Start of Excerpted data

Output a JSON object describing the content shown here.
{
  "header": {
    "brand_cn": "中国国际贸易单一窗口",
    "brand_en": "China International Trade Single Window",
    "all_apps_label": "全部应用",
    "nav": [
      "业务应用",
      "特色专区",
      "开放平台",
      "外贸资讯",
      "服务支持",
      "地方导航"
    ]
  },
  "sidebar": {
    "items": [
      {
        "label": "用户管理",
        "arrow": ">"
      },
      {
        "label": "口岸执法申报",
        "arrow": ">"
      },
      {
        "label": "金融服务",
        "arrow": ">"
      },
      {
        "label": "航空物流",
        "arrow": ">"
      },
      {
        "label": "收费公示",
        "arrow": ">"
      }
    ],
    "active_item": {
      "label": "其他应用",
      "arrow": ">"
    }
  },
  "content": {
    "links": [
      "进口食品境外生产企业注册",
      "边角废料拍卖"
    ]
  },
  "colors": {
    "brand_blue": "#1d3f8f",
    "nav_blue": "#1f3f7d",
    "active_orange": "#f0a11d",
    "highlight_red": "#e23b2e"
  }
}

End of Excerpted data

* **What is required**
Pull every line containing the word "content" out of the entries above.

* **Answer**
Output a JSON object describing the content shown here.
  "content": {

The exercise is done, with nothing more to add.